And so it makes sense that he announced Tuesday he will not play next week's U.S. Open at Congressional Country Club.
"Not playing in US Open," Woods wrote via Twitter. "Very disappointed. Short-term frustration for long-term gain."
His frustration is understandable; looking out for the future, however, is laudable.
Why risk further injury to his left knee and Achilles? Why try to play when you haven't prepared?
At last month's Players Championship, despite barely being able to walk and having not played a round of golf since the Masters, Woods did not back down about his goals. "Same as always, try and win the event," he said. "Nothing has changed."
Two days later, Woods was hobbling off the TPC Sawgrass course, his immediate future in doubt.
We haven't seen him on a golf course since, and he wasn't scheduled to even begin trying to get back on his feet until last week. And he was supposed to play the U.S. Open in a little over a week? With nine holes of competition since the Masters?
He is far better off skipping it, getting healthy and focusing on the rest of the year, the rest of his career.
You always doubt Tiger at your own risk, as many found out when he came back from so much inactivity to win the U.S. Open at Torrey Pines three years ago. That epic victory was the 14th major title of his career and came in a playoff over Rocco Mediate despite an ACL that was torn and a bone in his leg that was broken.
The difference today is that his swing and his game remain in disrepair. He showed flashes at the Masters, where he tied for fourth, but he's been unable to build on that performance, having completed just those nine holes at Sawgrass. Even if he began practicing again now, is he healthy?
Woods has not said what is giving him more trouble, the four-time surgically repaired left knee or the Achilles -- which presumably is the reason he was using a walking boot and crutches. In general terms, it is difficult to walk if the Achilles is an issue. And it's not very easy to practice -- let alone walk a golf course -- if those issues are still in play.
So much focus has been on Woods' ability to catch Jack Nicklaus' major championship record of 18, but what's the rush? Woods has plenty of time -- if healthy. That goal will never be achieved if the pain persists and his game remains so shaky.

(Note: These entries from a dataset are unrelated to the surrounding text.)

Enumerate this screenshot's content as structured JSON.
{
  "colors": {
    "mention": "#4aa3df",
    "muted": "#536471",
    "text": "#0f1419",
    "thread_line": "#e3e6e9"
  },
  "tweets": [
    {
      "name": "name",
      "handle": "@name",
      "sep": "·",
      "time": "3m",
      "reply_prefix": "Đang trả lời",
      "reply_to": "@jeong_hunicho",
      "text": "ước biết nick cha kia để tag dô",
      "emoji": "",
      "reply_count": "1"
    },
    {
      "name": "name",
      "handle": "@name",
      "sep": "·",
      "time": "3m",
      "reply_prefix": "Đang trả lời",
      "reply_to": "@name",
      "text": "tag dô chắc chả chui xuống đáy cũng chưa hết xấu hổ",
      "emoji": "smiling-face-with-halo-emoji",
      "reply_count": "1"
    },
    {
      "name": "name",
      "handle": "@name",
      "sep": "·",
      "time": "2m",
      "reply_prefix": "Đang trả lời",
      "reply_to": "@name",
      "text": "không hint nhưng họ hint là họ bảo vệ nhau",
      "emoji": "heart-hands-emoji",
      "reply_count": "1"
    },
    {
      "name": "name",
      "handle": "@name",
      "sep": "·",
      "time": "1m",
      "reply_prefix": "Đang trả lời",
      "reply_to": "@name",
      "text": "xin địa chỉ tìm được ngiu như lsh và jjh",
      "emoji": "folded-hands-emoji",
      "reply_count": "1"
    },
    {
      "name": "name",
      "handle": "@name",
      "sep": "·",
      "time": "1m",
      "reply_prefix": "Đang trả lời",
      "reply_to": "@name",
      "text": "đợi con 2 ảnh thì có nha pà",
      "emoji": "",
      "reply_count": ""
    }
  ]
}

At age 35, Woods is still ahead of the pace Nicklaus set.
"I am extremely disappointed that I won't be playing in the U.S. Open, but it's time for me to listen to my doctors and focus on the future," Woods said on his website. "I was hopeful that I could play, but if I did, I risk further damage to my left leg. My knee and Achilles tendon are not fully healed. I hope to be ready for AT&T National [starting June 30], the next two majors and the rest of the year."
Woods, famously, did not listen to his doctors three years ago when he defied their requests to rest and not play the U.S. Open. Woods stormed out and said, "I'm going to play and I'm going to win."
He did so in dramatic fashion, but to attempt to do so now would be foolish.
"It's been a frustrating and difficult year," he said. "But I'm committed to my long-term health."
Better for Tiger to sit this one out and focus on the Open Championship at Royal St. George's, which begins July 14.
And no point in rushing back for that, either -- unless he is fully recovered.
Bob Harig covers golf for ESPN.com. He can be reached at BobHarig@gmail.com.